=== Begin Enclosure ===

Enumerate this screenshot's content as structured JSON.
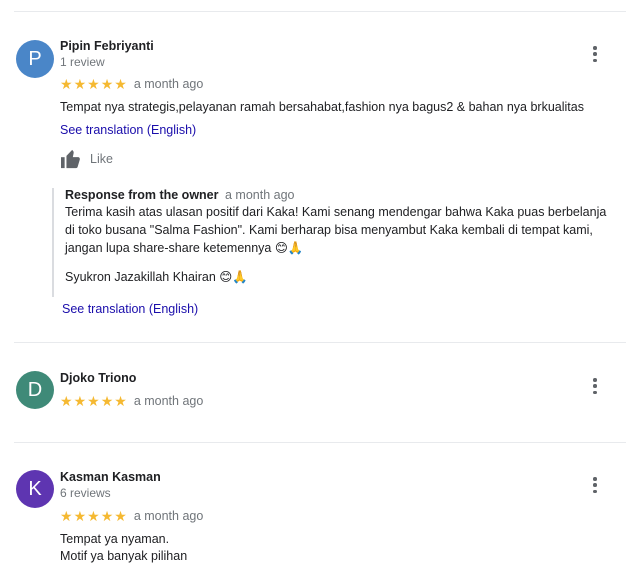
{
  "reviews": [
    {
      "name": "Pipin Febriyanti",
      "avatar_letter": "P",
      "avatar_color": "#4a86c8",
      "review_count": "1 review",
      "rating": 5,
      "date": "a month ago",
      "text": "Tempat nya strategis,pelayanan ramah bersahabat,fashion nya bagus2 & bahan nya brkualitas",
      "translate_label": "See translation (English)",
      "like_label": "Like",
      "owner_response": {
        "title": "Response from the owner",
        "date": "a month ago",
        "text": "Terima kasih atas ulasan positif dari Kaka! Kami senang mendengar bahwa Kaka puas berbelanja di toko busana \"Salma Fashion\". Kami berharap bisa menyambut Kaka kembali di tempat kami, jangan lupa share-share ketemennya 😊🙏",
        "signoff": "Syukron Jazakillah Khairan 😊🙏",
        "translate_label": "See translation (English)"
      }
    },
    {
      "name": "Djoko Triono",
      "avatar_letter": "D",
      "avatar_color": "#3f8a78",
      "rating": 5,
      "date": "a month ago"
    },
    {
      "name": "Kasman Kasman",
      "avatar_letter": "K",
      "avatar_color": "#5e35b1",
      "review_count": "6 reviews",
      "rating": 5,
      "date": "a month ago",
      "text_lines": [
        "Tempat ya nyaman.",
        "Motif ya banyak pilihan"
      ]
    }
  ]
}
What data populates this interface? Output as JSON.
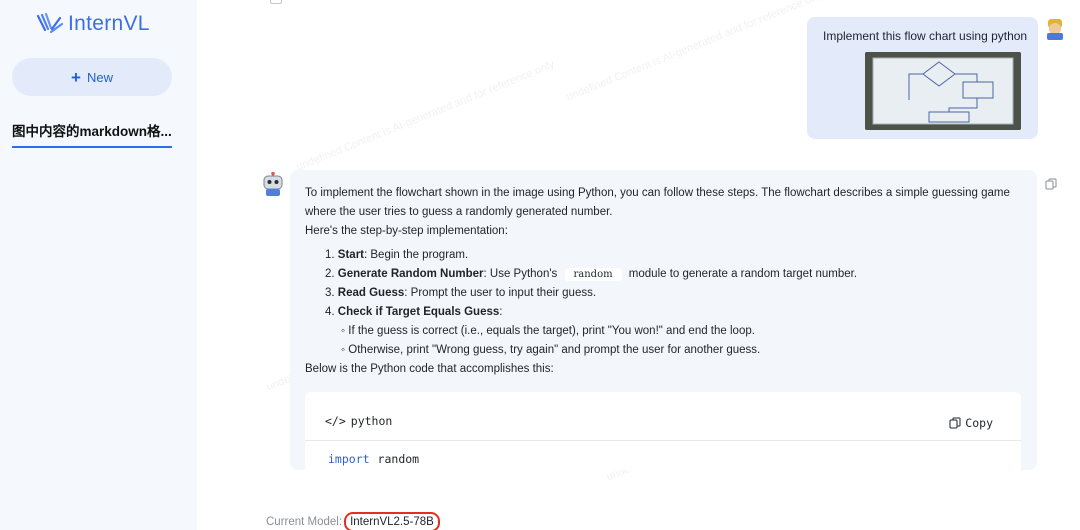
{
  "app": {
    "logo_text": "InternVL",
    "brand_color": "#3b6ee8"
  },
  "sidebar": {
    "new_label": "New",
    "conversations": [
      {
        "title": "图中内容的markdown格..."
      }
    ]
  },
  "user_message": {
    "text": "Implement this flow chart using python",
    "image_icon": "flowchart-photo"
  },
  "bot_message": {
    "intro": "To implement the flowchart shown in the image using Python, you can follow these steps. The flowchart describes a simple guessing game where the user tries to guess a randomly generated number.",
    "intro2": "Here's the step-by-step implementation:",
    "steps": [
      {
        "num": "1.",
        "title": "Start",
        "text": ": Begin the program."
      },
      {
        "num": "2.",
        "title": "Generate Random Number",
        "text_before": ": Use Python's",
        "code": "random",
        "text_after": "module to generate a random target number."
      },
      {
        "num": "3.",
        "title": "Read Guess",
        "text": ": Prompt the user to input their guess."
      },
      {
        "num": "4.",
        "title": "Check if Target Equals Guess",
        "text": ":"
      }
    ],
    "substeps": [
      "If the guess is correct (i.e., equals the target), print \"You won!\" and end the loop.",
      "Otherwise, print \"Wrong guess, try again\" and prompt the user for another guess."
    ],
    "below": "Below is the Python code that accomplishes this:",
    "code_block": {
      "language": "python",
      "copy_label": "Copy",
      "line_keyword": "import",
      "line_rest": "random"
    }
  },
  "footer": {
    "label": "Current Model:",
    "model": "InternVL2.5-78B",
    "highlight_color": "#e0301e"
  },
  "watermark": "undefined Content is AI-generated and for reference only"
}
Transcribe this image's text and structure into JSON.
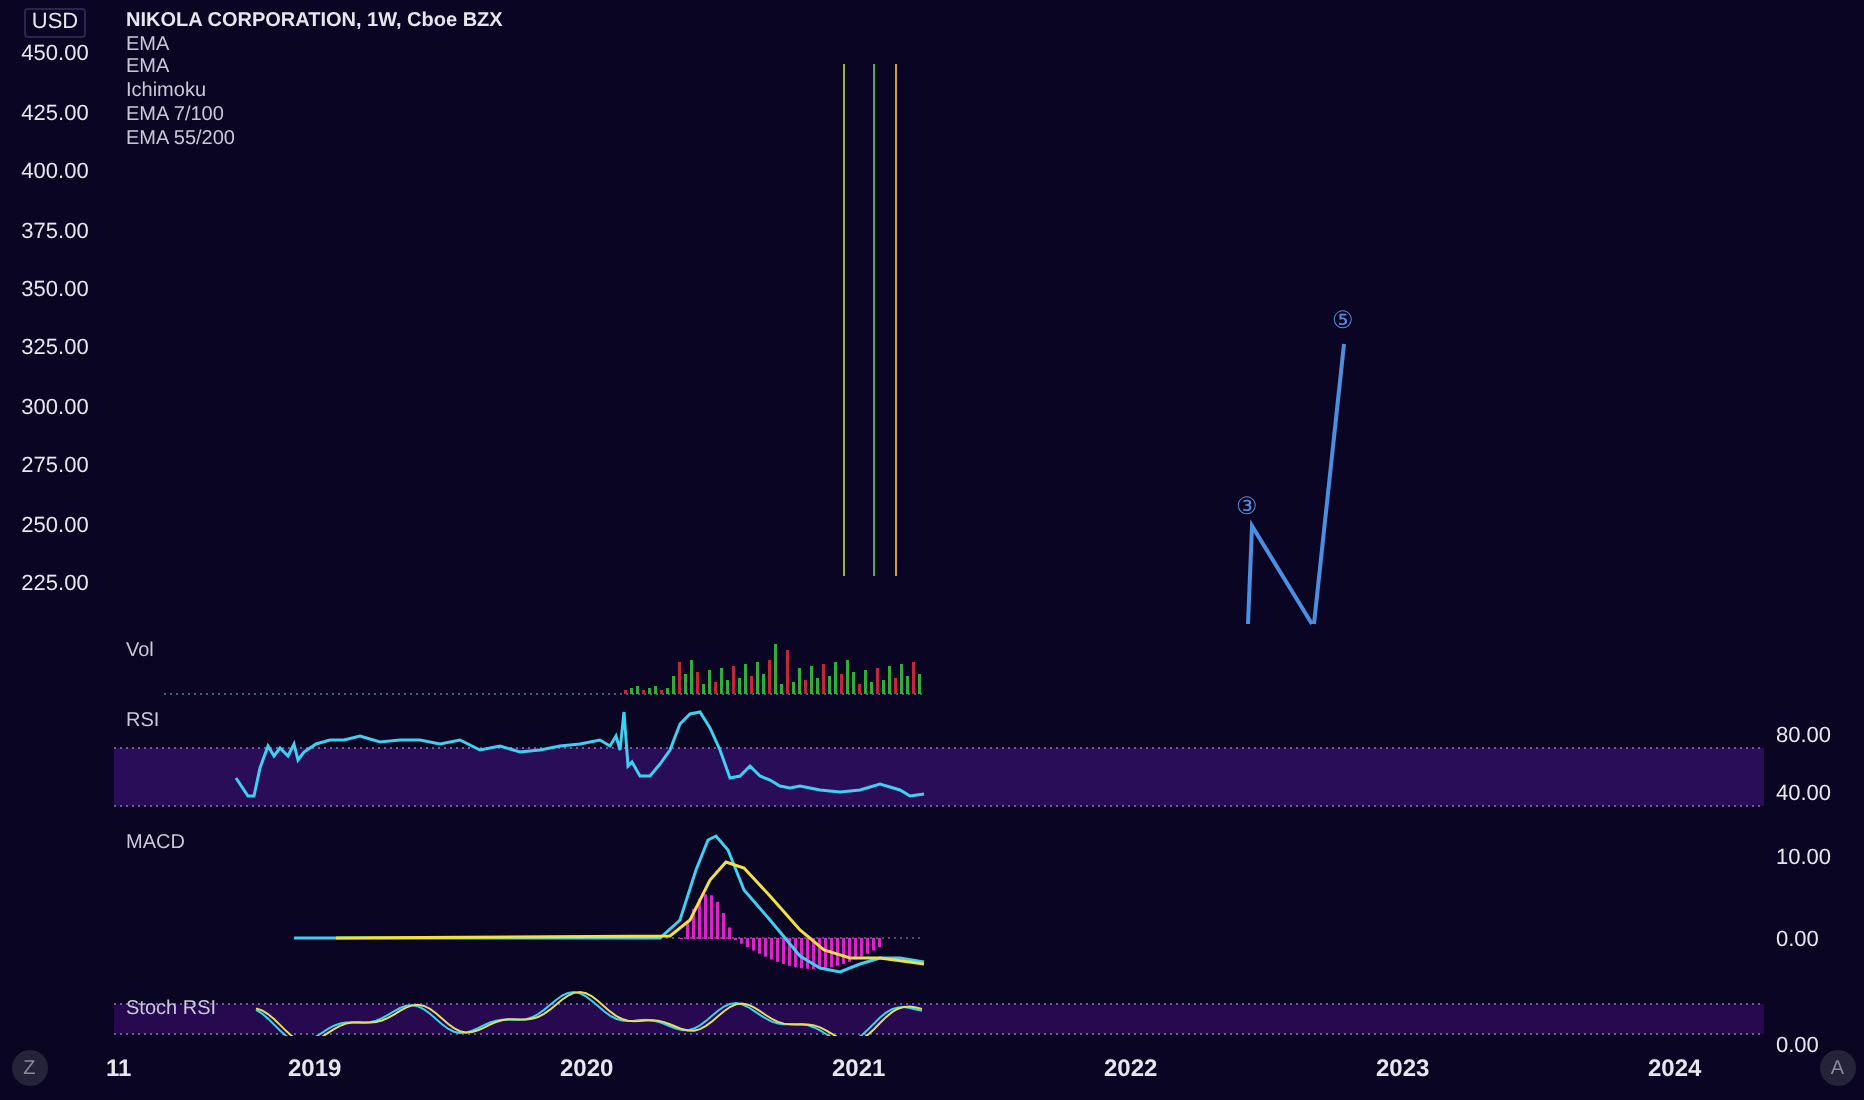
{
  "legend": {
    "title": "NIKOLA CORPORATION, 1W, Cboe BZX",
    "indicators": [
      "EMA",
      "EMA",
      "Ichimoku",
      "EMA 7/100",
      "EMA 55/200"
    ]
  },
  "price_axis": {
    "currency": "USD",
    "labels": [
      "450.00",
      "425.00",
      "400.00",
      "375.00",
      "350.00",
      "325.00",
      "300.00",
      "275.00",
      "250.00",
      "225.00"
    ]
  },
  "wave_labels": [
    "③",
    "⑤"
  ],
  "panes": [
    {
      "kind": "volume",
      "label": "Vol"
    },
    {
      "kind": "rsi",
      "label": "RSI"
    },
    {
      "kind": "macd",
      "label": "MACD"
    },
    {
      "kind": "stoch",
      "label": "Stoch RSI"
    }
  ],
  "indicator_axis": [
    "80.00",
    "40.00",
    "10.00",
    "0.00",
    "0.00"
  ],
  "time_axis": [
    "11",
    "2019",
    "2020",
    "2021",
    "2022",
    "2023",
    "2024"
  ],
  "buttons": [
    "Z",
    "A"
  ]
}
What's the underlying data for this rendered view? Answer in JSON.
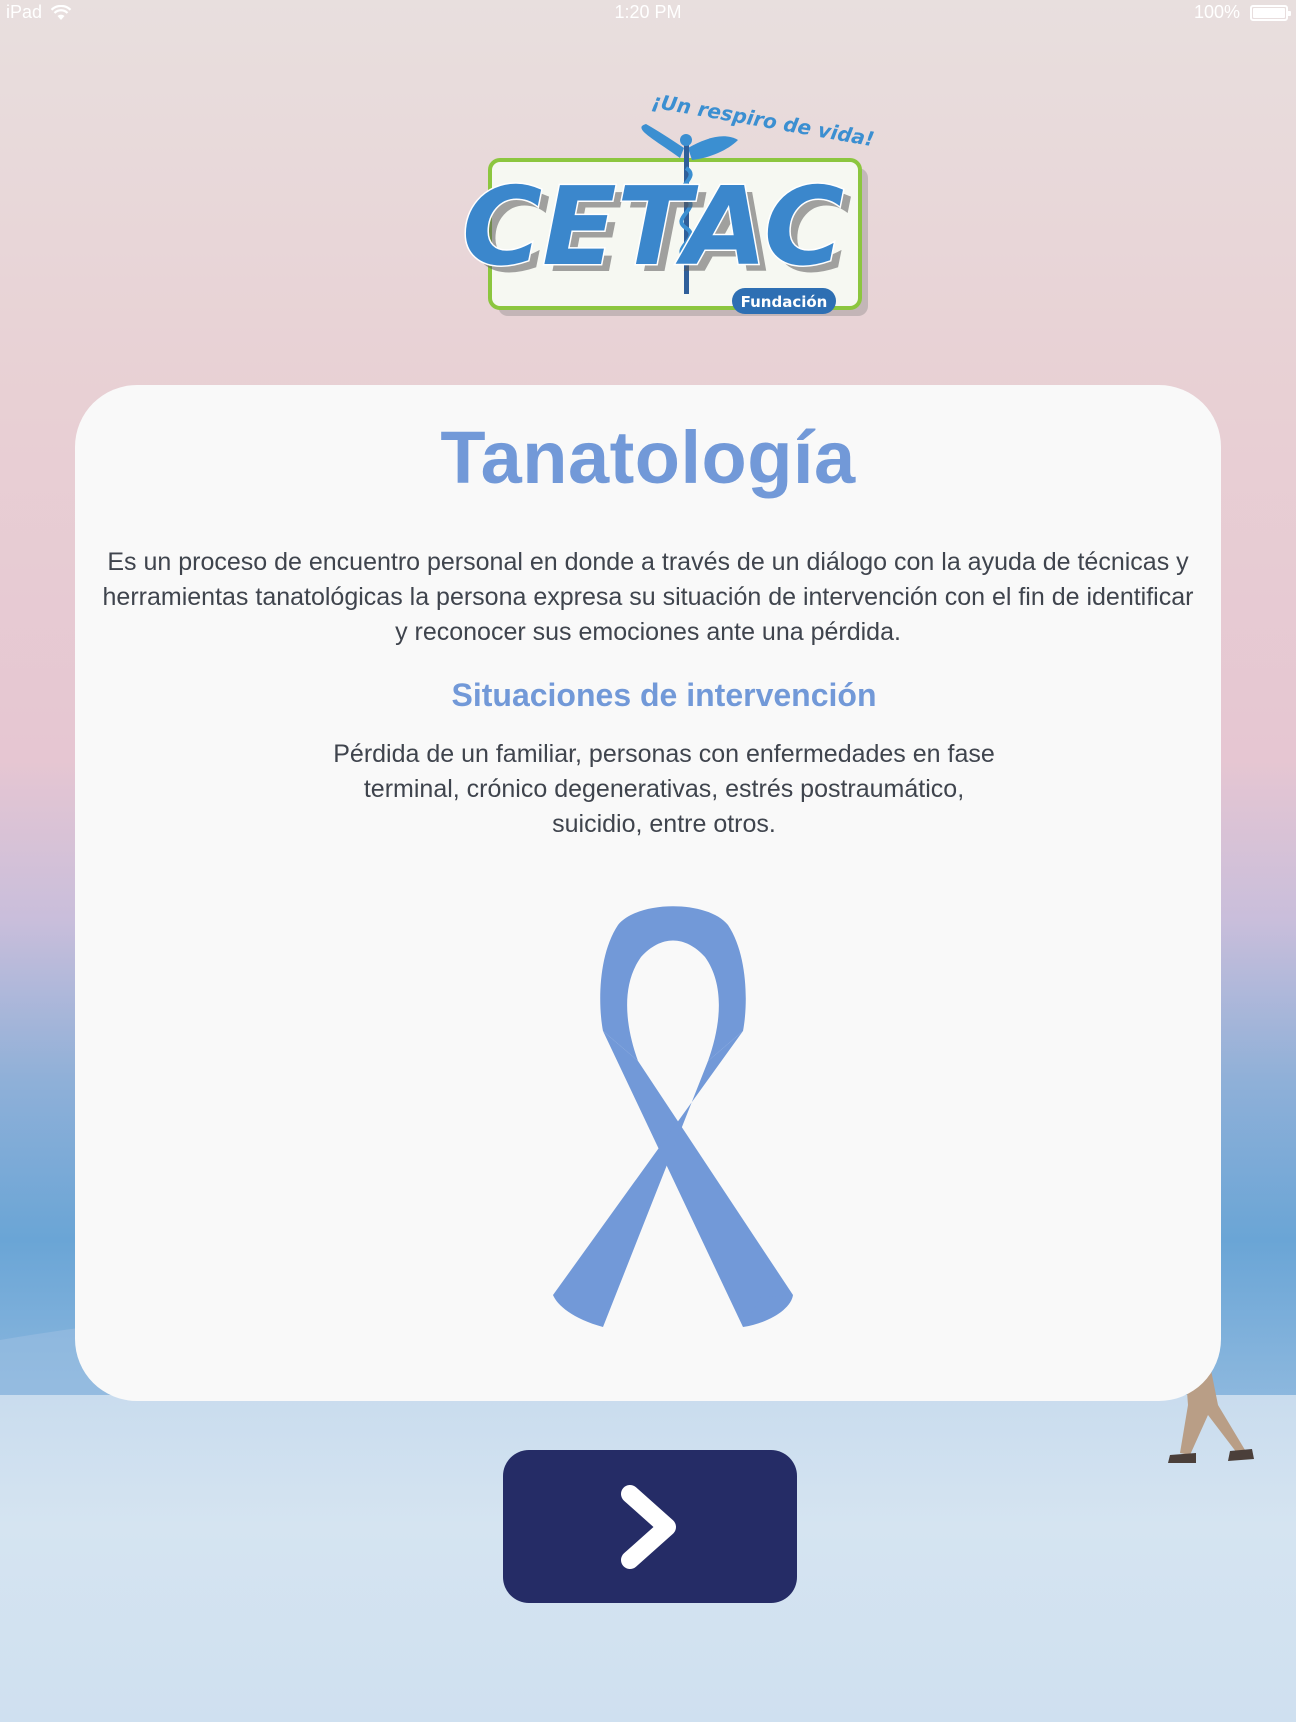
{
  "status_bar": {
    "device": "iPad",
    "time": "1:20 PM",
    "battery_percent": "100%",
    "battery_level": 1.0
  },
  "logo": {
    "slogan": "¡Un respiro de vida!",
    "name": "CETAC",
    "tag": "Fundación"
  },
  "card": {
    "title": "Tanatología",
    "description": "Es un proceso de encuentro personal en donde a través de un diálogo con la ayuda de técnicas y herramientas tanatológicas la persona expresa su situación de intervención con el fin de identificar y reconocer sus emociones ante una pérdida.",
    "subtitle": "Situaciones de intervención",
    "situations": "Pérdida de un familiar, personas con enfermedades en fase terminal, crónico degenerativas, estrés postraumático, suicidio, entre otros."
  },
  "colors": {
    "accent": "#7299d8",
    "button": "#252c66",
    "text": "#3f444d",
    "card": "#f9f9f9"
  },
  "icons": {
    "ribbon": "awareness-ribbon-icon",
    "next": "chevron-right-icon"
  }
}
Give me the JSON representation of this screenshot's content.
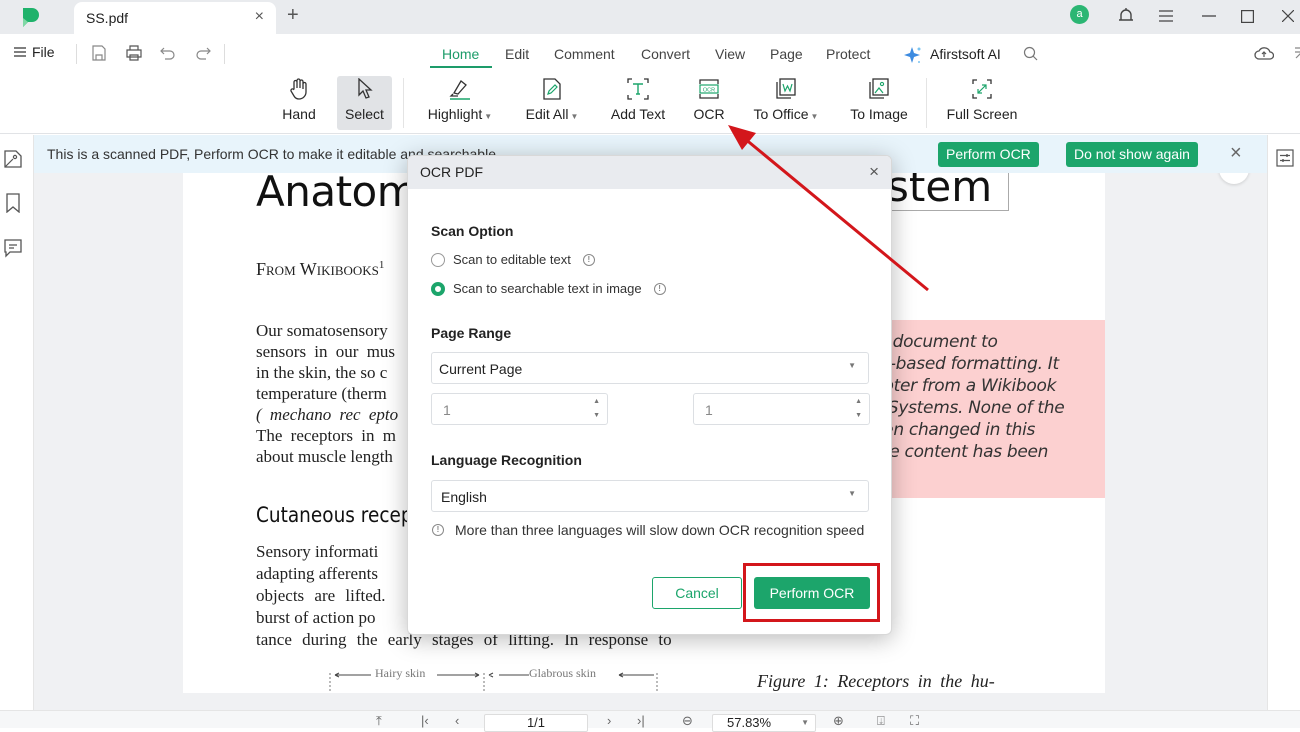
{
  "titlebar": {
    "tab_label": "SS.pdf",
    "tab_close_icon": "×",
    "new_tab_icon": "+",
    "avatar_letter": "a",
    "colors": {
      "brand": "#2bb673",
      "accent": "#1ca56b"
    }
  },
  "menubar": {
    "file_label": "File",
    "tabs": [
      {
        "label": "Home",
        "active": true
      },
      {
        "label": "Edit"
      },
      {
        "label": "Comment"
      },
      {
        "label": "Convert"
      },
      {
        "label": "View"
      },
      {
        "label": "Page"
      },
      {
        "label": "Protect"
      }
    ],
    "ai_label": "Afirstsoft AI"
  },
  "toolbar": {
    "hand": "Hand",
    "select": "Select",
    "highlight": "Highlight",
    "edit_all": "Edit All",
    "add_text": "Add Text",
    "ocr": "OCR",
    "to_office": "To Office",
    "to_image": "To Image",
    "full_screen": "Full Screen",
    "caret": "▼"
  },
  "banner": {
    "message": "This is a scanned PDF, Perform OCR to make it editable and searchable",
    "perform_ocr": "Perform OCR",
    "do_not_show": "Do not show again",
    "close": "×"
  },
  "document": {
    "title_start": "Anatomy",
    "title_end": "stem",
    "from": "From Wikibooks",
    "from_sup": "1",
    "body_lines": [
      "Our somatosensory",
      "sensors in our mus",
      "in the skin, the so c",
      "temperature (therm",
      "( mechano rec epto",
      "The receptors in m",
      "about muscle length"
    ],
    "heading2": "Cutaneous recept",
    "body2_lines": [
      "Sensory informati",
      "adapting afferents",
      "objects are lifted.",
      "burst of action po"
    ],
    "last_line": "tance during the early stages of lifting. In response to",
    "figure_labels": {
      "hairy": "Hairy skin",
      "glabrous": "Glabrous skin"
    },
    "figure_caption": "Figure 1:  Receptors in the hu-",
    "pink_lines": [
      "le document to",
      "re-based formatting. It",
      "apter from a Wikibook",
      "y Systems. None of the",
      "een changed in this",
      "me content has been"
    ]
  },
  "dialog": {
    "title": "OCR PDF",
    "close": "×",
    "scan_option_label": "Scan Option",
    "scan_options": [
      {
        "label": "Scan to editable text",
        "checked": false
      },
      {
        "label": "Scan to searchable text in image",
        "checked": true
      }
    ],
    "page_range_label": "Page Range",
    "page_range_value": "Current Page",
    "page_from": "1",
    "page_to": "1",
    "language_label": "Language Recognition",
    "language_value": "English",
    "language_note": "More than three languages will slow down OCR recognition speed",
    "cancel": "Cancel",
    "perform": "Perform OCR"
  },
  "statusbar": {
    "page_indicator": "1/1",
    "zoom": "57.83%"
  }
}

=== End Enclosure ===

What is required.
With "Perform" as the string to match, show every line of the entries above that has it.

Task answer.
    "message": "This is a scanned PDF, Perform OCR to make it editable and searchable",
    "perform_ocr": "Perform OCR",
    "perform": "Perform OCR"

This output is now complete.